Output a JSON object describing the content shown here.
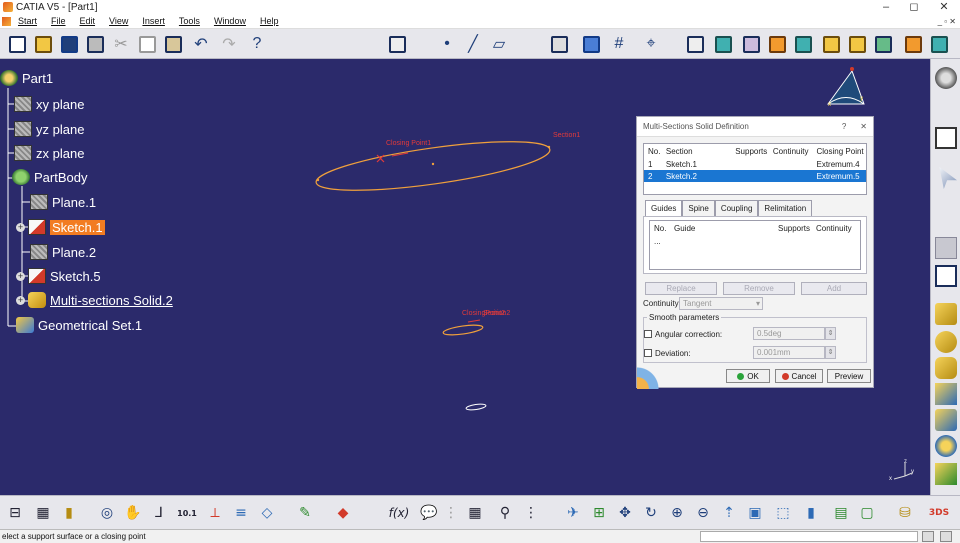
{
  "window": {
    "title": "CATIA V5 - [Part1]",
    "min": "–",
    "max": "◻",
    "close": "✕"
  },
  "menu": {
    "items": [
      "Start",
      "File",
      "Edit",
      "View",
      "Insert",
      "Tools",
      "Window",
      "Help"
    ],
    "mdi_controls": "_ ▫ ✕"
  },
  "tree": {
    "nodes": [
      {
        "label": "Part1",
        "icon": "part-icon"
      },
      {
        "label": "xy plane",
        "icon": "plane-icon"
      },
      {
        "label": "yz plane",
        "icon": "plane-icon"
      },
      {
        "label": "zx plane",
        "icon": "plane-icon"
      },
      {
        "label": "PartBody",
        "icon": "body-icon"
      },
      {
        "label": "Plane.1",
        "icon": "plane-icon"
      },
      {
        "label": "Sketch.1",
        "icon": "sketch-icon"
      },
      {
        "label": "Plane.2",
        "icon": "plane-icon"
      },
      {
        "label": "Sketch.5",
        "icon": "sketch-icon"
      },
      {
        "label": "Multi-sections Solid.2",
        "icon": "solid-icon"
      },
      {
        "label": "Geometrical Set.1",
        "icon": "geoset-icon"
      }
    ]
  },
  "viewport": {
    "labels": {
      "closing_point_1": "Closing Point1",
      "section_1": "Section1",
      "closing_point_2": "ClosingPoint2",
      "section_2": "Section2"
    },
    "compass_axes": {
      "x": "x",
      "y": "y"
    },
    "axis_triad": {
      "z": "z",
      "x": "x",
      "y": "y"
    }
  },
  "dialog": {
    "title": "Multi-Sections Solid Definition",
    "help": "?",
    "close": "✕",
    "sections_headers": [
      "No.",
      "Section",
      "Supports",
      "Continuity",
      "Closing Point"
    ],
    "sections_rows": [
      [
        "1",
        "Sketch.1",
        "",
        "",
        "Extremum.4"
      ],
      [
        "2",
        "Sketch.2",
        "",
        "",
        "Extremum.5"
      ]
    ],
    "tabs": [
      "Guides",
      "Spine",
      "Coupling",
      "Relimitation"
    ],
    "guides_headers": [
      "No.",
      "Guide",
      "Supports",
      "Continuity"
    ],
    "guides_rows": [
      [
        "...",
        "",
        "",
        ""
      ]
    ],
    "buttons": {
      "replace": "Replace",
      "remove": "Remove",
      "add": "Add"
    },
    "continuity": {
      "label": "Continuity:",
      "value": "Tangent"
    },
    "smooth": {
      "group": "Smooth parameters",
      "angular_label": "Angular correction:",
      "angular_value": "0.5deg",
      "deviation_label": "Deviation:",
      "deviation_value": "0.001mm"
    },
    "actions": {
      "ok": "OK",
      "cancel": "Cancel",
      "preview": "Preview"
    }
  },
  "status": {
    "message": "elect a support surface or a closing point"
  },
  "colors": {
    "background": "#2b2a6b",
    "selection": "#1a76d2",
    "highlight": "#f27c22",
    "curve": "#f0a03c",
    "label_red": "#e23a3a"
  }
}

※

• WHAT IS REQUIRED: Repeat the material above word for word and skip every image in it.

• YOUR SOLUTION:
Output a JSON object describing the content shown here.
{
  "window": {
    "title": "CATIA V5 - [Part1]",
    "min": "–",
    "max": "◻",
    "close": "✕"
  },
  "menu": {
    "items": [
      "Start",
      "File",
      "Edit",
      "View",
      "Insert",
      "Tools",
      "Window",
      "Help"
    ],
    "mdi_controls": "_ ▫ ✕"
  },
  "tree": {
    "nodes": [
      {
        "label": "Part1",
        "icon": "part-icon"
      },
      {
        "label": "xy plane",
        "icon": "plane-icon"
      },
      {
        "label": "yz plane",
        "icon": "plane-icon"
      },
      {
        "label": "zx plane",
        "icon": "plane-icon"
      },
      {
        "label": "PartBody",
        "icon": "body-icon"
      },
      {
        "label": "Plane.1",
        "icon": "plane-icon"
      },
      {
        "label": "Sketch.1",
        "icon": "sketch-icon"
      },
      {
        "label": "Plane.2",
        "icon": "plane-icon"
      },
      {
        "label": "Sketch.5",
        "icon": "sketch-icon"
      },
      {
        "label": "Multi-sections Solid.2",
        "icon": "solid-icon"
      },
      {
        "label": "Geometrical Set.1",
        "icon": "geoset-icon"
      }
    ]
  },
  "viewport": {
    "labels": {
      "closing_point_1": "Closing Point1",
      "section_1": "Section1",
      "closing_point_2": "ClosingPoint2",
      "section_2": "Section2"
    },
    "compass_axes": {
      "x": "x",
      "y": "y"
    },
    "axis_triad": {
      "z": "z",
      "x": "x",
      "y": "y"
    }
  },
  "dialog": {
    "title": "Multi-Sections Solid Definition",
    "help": "?",
    "close": "✕",
    "sections_headers": [
      "No.",
      "Section",
      "Supports",
      "Continuity",
      "Closing Point"
    ],
    "sections_rows": [
      [
        "1",
        "Sketch.1",
        "",
        "",
        "Extremum.4"
      ],
      [
        "2",
        "Sketch.2",
        "",
        "",
        "Extremum.5"
      ]
    ],
    "tabs": [
      "Guides",
      "Spine",
      "Coupling",
      "Relimitation"
    ],
    "guides_headers": [
      "No.",
      "Guide",
      "Supports",
      "Continuity"
    ],
    "guides_rows": [
      [
        "...",
        "",
        "",
        ""
      ]
    ],
    "buttons": {
      "replace": "Replace",
      "remove": "Remove",
      "add": "Add"
    },
    "continuity": {
      "label": "Continuity:",
      "value": "Tangent"
    },
    "smooth": {
      "group": "Smooth parameters",
      "angular_label": "Angular correction:",
      "angular_value": "0.5deg",
      "deviation_label": "Deviation:",
      "deviation_value": "0.001mm"
    },
    "actions": {
      "ok": "OK",
      "cancel": "Cancel",
      "preview": "Preview"
    }
  },
  "status": {
    "message": "elect a support surface or a closing point"
  },
  "colors": {
    "background": "#2b2a6b",
    "selection": "#1a76d2",
    "highlight": "#f27c22",
    "curve": "#f0a03c",
    "label_red": "#e23a3a"
  }
}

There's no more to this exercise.